EXERCISE BRIEF: Please copy every line with the string "RuoYiApplication" from the entries below.

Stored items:
-*-*-

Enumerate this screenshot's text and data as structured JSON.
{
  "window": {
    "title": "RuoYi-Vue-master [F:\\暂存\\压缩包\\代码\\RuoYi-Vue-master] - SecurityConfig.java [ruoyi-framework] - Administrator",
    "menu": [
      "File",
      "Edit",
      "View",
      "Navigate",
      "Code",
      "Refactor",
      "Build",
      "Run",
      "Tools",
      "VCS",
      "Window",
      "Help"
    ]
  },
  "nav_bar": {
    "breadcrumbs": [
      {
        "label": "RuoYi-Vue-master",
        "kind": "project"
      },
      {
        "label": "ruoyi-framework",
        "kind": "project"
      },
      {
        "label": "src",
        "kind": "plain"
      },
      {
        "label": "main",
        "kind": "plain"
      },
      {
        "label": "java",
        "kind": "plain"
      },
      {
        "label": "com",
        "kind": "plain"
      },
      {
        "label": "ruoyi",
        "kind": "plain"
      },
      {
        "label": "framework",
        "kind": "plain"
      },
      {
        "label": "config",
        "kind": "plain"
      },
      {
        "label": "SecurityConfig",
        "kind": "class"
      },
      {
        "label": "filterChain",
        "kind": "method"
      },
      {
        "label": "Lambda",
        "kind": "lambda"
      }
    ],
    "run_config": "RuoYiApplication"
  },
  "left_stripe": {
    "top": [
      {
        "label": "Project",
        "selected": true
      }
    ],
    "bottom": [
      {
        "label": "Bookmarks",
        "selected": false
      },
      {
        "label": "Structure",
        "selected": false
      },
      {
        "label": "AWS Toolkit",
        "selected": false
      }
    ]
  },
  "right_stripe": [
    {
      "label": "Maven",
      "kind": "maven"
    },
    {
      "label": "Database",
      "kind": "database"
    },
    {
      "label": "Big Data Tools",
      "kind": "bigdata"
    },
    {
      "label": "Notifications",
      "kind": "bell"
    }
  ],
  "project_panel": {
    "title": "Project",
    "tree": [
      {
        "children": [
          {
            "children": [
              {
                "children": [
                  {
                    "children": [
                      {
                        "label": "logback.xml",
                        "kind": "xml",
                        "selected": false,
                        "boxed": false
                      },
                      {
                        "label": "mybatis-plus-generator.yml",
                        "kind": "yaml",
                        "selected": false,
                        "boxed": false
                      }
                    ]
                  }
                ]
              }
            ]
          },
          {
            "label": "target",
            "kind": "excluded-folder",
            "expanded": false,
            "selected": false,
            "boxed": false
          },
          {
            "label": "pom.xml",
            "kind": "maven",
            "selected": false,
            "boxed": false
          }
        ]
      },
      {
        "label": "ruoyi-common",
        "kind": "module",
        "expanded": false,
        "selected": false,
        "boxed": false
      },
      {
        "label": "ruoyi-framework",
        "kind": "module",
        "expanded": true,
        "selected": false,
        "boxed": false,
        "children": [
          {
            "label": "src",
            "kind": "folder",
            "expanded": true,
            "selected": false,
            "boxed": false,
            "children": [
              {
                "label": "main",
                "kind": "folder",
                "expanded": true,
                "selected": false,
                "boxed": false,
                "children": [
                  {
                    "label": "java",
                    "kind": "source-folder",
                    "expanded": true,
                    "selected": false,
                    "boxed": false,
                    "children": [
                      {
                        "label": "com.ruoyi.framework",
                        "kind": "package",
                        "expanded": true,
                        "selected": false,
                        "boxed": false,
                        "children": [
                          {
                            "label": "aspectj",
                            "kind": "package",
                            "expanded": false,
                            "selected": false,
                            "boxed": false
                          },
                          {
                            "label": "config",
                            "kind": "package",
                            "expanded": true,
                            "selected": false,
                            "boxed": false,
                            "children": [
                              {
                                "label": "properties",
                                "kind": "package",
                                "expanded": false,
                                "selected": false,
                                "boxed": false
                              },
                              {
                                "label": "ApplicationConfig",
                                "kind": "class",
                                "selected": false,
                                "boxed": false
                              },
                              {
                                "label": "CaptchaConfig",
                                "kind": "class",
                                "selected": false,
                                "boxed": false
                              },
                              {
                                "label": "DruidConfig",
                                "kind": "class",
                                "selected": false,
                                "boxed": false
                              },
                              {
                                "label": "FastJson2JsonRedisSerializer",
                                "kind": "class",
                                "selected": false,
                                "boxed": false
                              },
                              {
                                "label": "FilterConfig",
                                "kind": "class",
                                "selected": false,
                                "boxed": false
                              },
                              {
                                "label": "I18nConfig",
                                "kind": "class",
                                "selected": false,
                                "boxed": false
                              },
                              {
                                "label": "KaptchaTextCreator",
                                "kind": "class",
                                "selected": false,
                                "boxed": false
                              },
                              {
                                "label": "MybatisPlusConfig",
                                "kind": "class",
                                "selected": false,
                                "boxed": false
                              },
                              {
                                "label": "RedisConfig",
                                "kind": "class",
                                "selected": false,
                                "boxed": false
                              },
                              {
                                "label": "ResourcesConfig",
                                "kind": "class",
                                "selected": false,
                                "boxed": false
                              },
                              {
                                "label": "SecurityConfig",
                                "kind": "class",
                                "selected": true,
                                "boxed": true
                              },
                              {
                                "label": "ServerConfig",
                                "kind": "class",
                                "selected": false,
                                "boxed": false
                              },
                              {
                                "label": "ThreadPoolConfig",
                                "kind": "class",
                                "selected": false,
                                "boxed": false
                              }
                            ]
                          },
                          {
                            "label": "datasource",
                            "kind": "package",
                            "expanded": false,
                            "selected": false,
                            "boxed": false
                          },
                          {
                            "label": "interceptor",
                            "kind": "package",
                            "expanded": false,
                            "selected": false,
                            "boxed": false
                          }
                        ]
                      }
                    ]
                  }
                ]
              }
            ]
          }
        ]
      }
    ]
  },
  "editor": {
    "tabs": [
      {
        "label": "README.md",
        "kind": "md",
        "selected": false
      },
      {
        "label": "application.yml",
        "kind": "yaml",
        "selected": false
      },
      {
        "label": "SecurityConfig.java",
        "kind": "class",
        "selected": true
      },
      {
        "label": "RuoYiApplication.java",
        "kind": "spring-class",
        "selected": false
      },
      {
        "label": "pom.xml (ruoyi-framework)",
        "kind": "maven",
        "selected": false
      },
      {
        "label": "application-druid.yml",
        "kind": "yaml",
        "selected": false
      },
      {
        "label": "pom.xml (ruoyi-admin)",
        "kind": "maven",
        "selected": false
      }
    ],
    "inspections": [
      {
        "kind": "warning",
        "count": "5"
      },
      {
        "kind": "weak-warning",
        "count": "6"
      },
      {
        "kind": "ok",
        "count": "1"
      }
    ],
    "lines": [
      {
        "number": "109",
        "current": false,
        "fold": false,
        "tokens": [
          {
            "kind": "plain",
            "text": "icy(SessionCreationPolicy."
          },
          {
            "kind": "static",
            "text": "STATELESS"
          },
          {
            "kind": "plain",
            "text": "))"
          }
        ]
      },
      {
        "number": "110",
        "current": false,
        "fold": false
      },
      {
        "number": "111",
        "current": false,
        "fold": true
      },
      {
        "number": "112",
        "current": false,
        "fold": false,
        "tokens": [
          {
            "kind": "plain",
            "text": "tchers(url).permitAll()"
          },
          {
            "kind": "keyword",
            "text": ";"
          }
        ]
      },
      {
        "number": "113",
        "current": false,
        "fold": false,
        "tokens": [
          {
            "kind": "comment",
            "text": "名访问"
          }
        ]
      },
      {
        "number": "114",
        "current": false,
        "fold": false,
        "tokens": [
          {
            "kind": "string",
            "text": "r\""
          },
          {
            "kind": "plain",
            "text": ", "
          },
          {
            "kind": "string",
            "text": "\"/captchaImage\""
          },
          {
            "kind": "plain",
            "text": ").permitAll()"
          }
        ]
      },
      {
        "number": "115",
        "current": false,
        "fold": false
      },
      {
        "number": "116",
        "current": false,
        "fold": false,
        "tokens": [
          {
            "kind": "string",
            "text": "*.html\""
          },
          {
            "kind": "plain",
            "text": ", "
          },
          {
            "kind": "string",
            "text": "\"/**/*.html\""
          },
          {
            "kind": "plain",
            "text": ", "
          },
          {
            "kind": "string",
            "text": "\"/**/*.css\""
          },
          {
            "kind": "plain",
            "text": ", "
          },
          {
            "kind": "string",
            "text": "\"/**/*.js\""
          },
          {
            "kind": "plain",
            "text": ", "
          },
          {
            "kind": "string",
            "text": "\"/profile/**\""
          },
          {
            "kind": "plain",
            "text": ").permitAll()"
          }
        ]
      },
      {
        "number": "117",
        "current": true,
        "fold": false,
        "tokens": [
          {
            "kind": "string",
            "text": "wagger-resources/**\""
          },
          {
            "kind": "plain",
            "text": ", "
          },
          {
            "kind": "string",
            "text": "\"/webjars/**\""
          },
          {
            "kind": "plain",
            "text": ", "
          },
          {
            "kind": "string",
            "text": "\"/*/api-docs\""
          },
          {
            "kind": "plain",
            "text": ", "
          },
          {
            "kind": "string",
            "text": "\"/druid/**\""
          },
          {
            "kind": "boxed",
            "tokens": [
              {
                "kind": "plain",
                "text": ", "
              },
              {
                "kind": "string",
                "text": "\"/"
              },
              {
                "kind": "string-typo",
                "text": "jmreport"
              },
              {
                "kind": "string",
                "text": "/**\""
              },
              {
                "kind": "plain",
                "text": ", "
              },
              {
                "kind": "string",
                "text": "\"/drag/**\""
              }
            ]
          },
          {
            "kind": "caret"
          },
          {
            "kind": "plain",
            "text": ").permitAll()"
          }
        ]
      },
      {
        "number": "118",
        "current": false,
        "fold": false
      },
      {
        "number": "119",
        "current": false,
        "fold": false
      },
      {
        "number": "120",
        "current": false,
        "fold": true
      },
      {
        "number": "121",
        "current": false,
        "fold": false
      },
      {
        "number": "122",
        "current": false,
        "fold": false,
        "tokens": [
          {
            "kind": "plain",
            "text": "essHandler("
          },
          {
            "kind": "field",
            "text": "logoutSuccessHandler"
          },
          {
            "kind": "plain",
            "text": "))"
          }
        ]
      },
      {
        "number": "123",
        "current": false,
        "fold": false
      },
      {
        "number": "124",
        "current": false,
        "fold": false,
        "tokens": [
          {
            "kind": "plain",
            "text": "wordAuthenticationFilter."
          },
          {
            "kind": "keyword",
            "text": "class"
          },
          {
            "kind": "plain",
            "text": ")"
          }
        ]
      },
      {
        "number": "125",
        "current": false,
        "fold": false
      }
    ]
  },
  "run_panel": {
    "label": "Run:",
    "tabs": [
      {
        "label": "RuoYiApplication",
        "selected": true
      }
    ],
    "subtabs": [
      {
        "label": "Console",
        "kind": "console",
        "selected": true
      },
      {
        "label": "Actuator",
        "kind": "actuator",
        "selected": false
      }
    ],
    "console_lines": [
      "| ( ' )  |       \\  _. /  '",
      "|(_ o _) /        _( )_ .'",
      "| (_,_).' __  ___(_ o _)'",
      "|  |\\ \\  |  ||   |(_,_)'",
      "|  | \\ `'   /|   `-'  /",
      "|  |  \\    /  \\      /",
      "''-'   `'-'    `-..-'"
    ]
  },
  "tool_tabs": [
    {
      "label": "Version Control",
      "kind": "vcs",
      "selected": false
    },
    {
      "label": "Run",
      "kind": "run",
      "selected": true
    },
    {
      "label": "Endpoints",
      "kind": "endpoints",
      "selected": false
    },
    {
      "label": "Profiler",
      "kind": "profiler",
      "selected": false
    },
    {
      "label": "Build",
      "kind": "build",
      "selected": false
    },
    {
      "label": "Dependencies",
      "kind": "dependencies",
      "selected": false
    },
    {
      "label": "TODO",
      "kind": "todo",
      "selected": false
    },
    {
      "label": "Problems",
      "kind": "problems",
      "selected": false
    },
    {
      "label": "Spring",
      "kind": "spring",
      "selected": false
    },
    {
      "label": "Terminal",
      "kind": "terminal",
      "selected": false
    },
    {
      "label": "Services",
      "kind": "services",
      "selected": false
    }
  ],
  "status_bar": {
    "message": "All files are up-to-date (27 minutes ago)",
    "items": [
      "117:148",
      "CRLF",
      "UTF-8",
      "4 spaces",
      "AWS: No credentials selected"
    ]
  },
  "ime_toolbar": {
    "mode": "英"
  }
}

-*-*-

TASK RESULT:
    "run_config": "RuoYiApplication"
        "label": "RuoYiApplication.java",
        "label": "RuoYiApplication",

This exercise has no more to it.